Task statement: The number needed is how many lines in these entries contain "true"; give it alone.

── Extracted data

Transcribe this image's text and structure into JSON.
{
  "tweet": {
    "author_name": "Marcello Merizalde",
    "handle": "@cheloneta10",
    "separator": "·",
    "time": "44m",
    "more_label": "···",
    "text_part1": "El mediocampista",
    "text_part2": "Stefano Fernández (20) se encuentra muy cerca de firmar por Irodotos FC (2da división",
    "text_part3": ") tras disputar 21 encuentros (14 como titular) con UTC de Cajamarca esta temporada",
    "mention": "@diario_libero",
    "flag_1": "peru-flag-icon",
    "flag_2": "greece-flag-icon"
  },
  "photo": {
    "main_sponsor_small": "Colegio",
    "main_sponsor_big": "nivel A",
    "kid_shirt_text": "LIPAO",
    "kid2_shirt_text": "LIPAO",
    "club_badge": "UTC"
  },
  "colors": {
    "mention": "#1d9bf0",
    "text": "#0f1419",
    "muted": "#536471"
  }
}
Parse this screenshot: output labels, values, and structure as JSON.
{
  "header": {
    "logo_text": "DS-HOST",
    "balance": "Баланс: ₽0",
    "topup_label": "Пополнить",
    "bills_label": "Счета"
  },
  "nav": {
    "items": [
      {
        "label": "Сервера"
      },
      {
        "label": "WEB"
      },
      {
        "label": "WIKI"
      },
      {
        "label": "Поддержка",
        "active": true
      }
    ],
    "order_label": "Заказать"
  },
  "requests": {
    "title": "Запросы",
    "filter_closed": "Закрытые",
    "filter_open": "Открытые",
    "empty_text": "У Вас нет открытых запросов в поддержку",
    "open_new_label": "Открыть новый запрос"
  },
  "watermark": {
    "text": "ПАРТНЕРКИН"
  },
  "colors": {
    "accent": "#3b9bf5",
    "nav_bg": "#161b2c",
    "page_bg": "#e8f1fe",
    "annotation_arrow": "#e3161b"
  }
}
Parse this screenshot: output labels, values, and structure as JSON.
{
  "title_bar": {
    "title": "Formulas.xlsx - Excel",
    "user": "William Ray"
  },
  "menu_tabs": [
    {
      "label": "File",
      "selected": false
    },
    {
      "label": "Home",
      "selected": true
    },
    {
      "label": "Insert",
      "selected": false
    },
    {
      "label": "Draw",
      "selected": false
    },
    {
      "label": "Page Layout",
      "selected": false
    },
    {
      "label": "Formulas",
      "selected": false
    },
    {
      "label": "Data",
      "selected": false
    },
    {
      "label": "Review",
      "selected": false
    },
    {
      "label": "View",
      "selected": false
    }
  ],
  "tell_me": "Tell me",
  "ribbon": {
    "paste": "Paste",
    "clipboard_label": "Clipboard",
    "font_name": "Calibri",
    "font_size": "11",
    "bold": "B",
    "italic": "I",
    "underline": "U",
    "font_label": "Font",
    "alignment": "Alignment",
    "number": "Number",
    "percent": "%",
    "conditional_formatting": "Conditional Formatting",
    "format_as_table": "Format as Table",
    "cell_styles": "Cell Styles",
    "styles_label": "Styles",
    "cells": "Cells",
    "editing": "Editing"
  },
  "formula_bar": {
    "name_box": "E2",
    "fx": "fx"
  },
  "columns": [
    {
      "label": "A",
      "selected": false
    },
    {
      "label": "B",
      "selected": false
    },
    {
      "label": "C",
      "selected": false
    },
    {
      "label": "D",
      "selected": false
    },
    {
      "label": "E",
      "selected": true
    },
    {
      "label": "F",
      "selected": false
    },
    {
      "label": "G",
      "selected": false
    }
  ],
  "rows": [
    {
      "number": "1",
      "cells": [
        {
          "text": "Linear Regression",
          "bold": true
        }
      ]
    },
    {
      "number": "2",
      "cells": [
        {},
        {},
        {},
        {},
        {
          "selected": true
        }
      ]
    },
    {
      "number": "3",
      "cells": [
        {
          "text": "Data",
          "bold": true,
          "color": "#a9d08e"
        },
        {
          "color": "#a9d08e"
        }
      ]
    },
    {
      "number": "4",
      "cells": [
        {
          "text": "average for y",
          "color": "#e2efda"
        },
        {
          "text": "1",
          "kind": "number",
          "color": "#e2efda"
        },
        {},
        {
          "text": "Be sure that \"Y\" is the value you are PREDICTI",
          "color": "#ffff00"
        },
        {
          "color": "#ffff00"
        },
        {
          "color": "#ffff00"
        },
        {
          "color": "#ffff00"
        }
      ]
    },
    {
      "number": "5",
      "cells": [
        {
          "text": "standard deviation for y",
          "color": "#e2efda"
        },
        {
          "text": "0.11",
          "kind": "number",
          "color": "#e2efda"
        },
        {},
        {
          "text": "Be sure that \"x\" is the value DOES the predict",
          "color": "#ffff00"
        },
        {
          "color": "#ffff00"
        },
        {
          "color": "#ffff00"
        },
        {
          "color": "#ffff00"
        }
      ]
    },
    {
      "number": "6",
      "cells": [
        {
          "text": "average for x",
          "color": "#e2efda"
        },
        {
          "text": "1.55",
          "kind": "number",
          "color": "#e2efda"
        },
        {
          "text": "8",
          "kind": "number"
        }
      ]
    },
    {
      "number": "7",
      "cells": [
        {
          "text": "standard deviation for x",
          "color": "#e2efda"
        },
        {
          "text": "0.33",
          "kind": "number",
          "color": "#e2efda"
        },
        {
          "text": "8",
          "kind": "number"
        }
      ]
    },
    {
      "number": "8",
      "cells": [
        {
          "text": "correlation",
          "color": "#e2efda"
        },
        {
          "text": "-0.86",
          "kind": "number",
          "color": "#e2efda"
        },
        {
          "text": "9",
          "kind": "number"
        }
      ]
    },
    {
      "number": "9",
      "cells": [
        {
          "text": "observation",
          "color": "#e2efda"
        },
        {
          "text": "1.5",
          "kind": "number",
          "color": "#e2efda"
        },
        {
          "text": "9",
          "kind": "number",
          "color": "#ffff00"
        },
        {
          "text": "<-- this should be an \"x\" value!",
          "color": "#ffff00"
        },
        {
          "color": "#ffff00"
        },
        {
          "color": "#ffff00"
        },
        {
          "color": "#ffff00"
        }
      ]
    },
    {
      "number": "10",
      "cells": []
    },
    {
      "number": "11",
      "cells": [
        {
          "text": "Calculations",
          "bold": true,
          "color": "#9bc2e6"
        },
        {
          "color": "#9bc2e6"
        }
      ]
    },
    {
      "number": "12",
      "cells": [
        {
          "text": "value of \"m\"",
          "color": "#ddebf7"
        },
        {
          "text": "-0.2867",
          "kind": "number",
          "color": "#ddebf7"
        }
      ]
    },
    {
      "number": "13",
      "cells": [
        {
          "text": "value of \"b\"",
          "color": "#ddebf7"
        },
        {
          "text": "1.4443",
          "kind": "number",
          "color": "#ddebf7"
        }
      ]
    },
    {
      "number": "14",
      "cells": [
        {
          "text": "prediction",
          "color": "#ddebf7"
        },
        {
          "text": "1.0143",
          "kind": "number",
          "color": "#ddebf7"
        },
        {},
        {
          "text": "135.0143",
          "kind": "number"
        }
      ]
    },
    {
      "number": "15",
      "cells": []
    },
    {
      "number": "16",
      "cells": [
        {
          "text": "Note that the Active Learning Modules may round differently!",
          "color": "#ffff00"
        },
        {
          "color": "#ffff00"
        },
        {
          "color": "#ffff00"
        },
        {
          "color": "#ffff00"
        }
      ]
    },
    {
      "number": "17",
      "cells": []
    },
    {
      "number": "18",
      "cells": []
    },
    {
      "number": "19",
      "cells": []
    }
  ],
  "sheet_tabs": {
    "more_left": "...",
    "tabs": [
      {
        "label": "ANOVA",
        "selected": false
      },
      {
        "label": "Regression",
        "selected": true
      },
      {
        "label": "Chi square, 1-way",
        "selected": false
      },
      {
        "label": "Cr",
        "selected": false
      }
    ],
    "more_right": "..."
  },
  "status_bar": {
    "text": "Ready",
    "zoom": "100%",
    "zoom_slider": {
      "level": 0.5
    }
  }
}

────

Your response: 8